Jenny (Renée Zellweger) arrives with her date to the high school's prom night. Her friend Heather (Lisa Marie Newmyer) is searching for her boyfriend Barry (Tyler Cone) and finds him getting close to another girl, so in a rage, Heather leaps into her car and tries to drive off. Barry stops her, and climbs in beside her, then she speeds off with Jenny and her date in the back seat. Driving aimlessly, soon they are lost in the middle of nowhere, and a car heading in the opposite direction smashes into them. The driver gets out, dazed, and collapses. Jenny, Heather and Barry go to get help, but they find that help is not forthcoming from the locals they meet - especially the homicidal ones.

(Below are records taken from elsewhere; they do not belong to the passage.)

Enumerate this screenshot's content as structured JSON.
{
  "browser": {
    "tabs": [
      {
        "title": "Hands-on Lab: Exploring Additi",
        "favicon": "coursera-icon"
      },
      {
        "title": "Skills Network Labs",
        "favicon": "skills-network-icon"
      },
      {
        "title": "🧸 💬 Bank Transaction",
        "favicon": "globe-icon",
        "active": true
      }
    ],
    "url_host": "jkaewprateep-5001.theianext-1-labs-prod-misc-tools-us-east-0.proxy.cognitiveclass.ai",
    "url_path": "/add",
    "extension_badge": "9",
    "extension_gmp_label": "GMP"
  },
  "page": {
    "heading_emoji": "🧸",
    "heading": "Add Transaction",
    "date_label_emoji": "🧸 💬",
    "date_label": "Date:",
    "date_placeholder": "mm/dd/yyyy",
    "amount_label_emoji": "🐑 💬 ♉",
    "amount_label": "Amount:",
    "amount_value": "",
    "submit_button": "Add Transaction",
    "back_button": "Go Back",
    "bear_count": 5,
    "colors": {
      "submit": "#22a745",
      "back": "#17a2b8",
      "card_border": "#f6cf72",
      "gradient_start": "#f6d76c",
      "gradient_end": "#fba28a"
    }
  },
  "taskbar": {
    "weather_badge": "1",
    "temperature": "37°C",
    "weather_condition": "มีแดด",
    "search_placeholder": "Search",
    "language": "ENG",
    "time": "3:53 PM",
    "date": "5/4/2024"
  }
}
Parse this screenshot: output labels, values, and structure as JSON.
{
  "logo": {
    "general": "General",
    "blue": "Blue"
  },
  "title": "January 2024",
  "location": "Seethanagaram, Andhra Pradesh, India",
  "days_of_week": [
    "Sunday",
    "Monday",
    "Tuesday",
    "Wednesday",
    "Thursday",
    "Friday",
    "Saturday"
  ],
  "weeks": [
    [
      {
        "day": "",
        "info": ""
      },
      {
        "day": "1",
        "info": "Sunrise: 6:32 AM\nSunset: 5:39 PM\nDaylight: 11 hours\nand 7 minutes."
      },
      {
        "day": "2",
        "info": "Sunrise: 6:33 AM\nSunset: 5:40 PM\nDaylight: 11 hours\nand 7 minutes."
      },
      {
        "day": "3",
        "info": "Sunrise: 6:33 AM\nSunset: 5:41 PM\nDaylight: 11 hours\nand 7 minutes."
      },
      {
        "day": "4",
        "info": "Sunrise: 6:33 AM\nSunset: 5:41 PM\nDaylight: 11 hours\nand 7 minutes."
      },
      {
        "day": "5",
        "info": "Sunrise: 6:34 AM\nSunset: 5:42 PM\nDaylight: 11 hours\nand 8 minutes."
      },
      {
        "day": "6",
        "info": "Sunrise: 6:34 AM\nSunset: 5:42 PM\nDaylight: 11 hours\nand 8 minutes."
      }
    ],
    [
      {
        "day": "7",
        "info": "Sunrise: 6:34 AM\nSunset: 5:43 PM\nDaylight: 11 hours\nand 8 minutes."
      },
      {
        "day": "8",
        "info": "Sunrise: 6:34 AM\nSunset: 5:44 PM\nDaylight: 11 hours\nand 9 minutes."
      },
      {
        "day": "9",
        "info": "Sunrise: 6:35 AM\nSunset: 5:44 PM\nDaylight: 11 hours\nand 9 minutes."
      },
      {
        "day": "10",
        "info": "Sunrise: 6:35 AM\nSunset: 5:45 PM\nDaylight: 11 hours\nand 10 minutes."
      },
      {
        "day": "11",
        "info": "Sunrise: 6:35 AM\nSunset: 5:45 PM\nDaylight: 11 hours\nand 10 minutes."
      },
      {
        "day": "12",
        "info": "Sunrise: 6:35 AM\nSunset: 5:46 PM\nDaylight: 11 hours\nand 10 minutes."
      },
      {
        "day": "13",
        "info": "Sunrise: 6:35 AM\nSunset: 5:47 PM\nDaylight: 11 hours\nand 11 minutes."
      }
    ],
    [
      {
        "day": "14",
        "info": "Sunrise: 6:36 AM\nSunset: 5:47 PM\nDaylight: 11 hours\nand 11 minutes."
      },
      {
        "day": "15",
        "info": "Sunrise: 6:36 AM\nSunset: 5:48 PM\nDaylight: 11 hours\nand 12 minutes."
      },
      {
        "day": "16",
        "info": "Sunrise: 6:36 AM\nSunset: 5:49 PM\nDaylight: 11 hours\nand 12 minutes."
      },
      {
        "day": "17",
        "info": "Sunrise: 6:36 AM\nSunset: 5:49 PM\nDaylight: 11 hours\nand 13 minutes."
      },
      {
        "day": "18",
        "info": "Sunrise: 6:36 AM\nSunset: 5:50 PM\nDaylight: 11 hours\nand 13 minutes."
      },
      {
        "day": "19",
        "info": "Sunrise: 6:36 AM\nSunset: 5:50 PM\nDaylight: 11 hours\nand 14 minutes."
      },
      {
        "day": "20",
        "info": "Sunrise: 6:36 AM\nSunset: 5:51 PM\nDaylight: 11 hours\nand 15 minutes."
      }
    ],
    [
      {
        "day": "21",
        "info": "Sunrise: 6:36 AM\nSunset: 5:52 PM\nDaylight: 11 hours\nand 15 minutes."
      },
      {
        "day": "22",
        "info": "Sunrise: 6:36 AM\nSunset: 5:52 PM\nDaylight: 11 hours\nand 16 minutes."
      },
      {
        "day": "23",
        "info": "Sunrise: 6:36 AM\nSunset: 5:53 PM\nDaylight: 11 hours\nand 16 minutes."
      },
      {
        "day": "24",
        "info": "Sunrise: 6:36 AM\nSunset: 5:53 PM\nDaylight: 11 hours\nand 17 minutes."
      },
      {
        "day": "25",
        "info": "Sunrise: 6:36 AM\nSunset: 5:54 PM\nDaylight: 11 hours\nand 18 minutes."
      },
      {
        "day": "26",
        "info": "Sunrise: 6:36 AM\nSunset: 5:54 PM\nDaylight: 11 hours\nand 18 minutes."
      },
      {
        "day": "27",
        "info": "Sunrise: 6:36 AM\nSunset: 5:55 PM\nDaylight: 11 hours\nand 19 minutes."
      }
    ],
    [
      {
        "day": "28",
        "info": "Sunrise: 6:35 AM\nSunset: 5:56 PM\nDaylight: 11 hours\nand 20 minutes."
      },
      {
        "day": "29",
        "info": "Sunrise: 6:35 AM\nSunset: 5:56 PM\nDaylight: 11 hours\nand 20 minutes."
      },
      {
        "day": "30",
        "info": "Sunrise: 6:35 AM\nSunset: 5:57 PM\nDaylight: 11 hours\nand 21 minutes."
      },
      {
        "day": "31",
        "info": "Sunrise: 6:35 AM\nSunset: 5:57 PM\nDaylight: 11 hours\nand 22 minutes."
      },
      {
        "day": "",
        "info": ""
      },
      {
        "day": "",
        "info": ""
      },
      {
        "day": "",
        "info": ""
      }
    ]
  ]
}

Where first two sequels to the original Texas Chain Saw Massacre had the benefit of increased budgets, for the fourth in the series it was back to the low budget basics, and an independent movie, to boot. Scripted and directed by the co-writer of the original, Kim Henkel, it would prove to be a disappointment to those fans hoping for a return to the more visceral thrills rather than the jokiness of parts 2 and 3 had opted for, and most agreed this stranger outing was not up to scratch, some even calling it one of the worst horror movies ever made.
The echoes of the original are never far away. Once more the young people have no luck in finding help, and asking the locals for assistance gets them into deeper trouble. One thing the film has in its favour is a spooky atmosphere along the dimly moonlit woodland roads, where Barry and Heather stumble upon an old, dark house. It's not long before the inhabitants, including Leatherface (Robert Jacks), the only returning character, are holding them captive, while Jenny discovers that her date has been killed and strung up by a crazed truck driver, Vilmer (Matthew McConaughey), who is related to the psychos back at the house.
One of the points of intrigue is seeing two stars-to-be (at least, I think McConaughey counts as a star) in early roles that they wouldn't dream of taking when they got famous. As Jenny, Zellweger doesn't seem all there, she screams all right, but she acts as if she's having an unpleasant dream. When she's trussed up in the back of a car with a bag over her head, she attracts her kidnapper's attention by kicking and yelling; the kidnapper asks her to stop, and she meekly replies, "OK, but I can't breathe", and that's the end of her protests until she's back in the house, despite a policeman being close by.
As you may have guessed, the tone is very odd, dangerously close to campy, without being all that funny. Take McConaughey's villain, for example: Freddy Krueger has his glove as his trademark, Jason Vorhees has his hockey mask, so what does Vilmer have? A robot leg. Which occasionally stomps his victims. Henkel mistakes hysteria for, well, having his cast wail and shout a lot, and a bizarre conspiracy angle arises which may be an innovation of a sort, but is a needless complication.
The Return of the Texas Chainsaw Massacre is not particularly gory and nobody gets made into dinner. In practice, it's a curiously distant experience, and at times downright weird - why take off Jenny's glasses for her to see better? Why have one psycho sound like the Reader's Digest page of Quotable Quotes? And why dress Leatherface as a woman?! However, it's just odd enough to be worth a look if you like the series - or if you're a hardcore bad movie fan. Watch for a few of the stars of the original in tiny cameo roles. Music by Wayne Bell.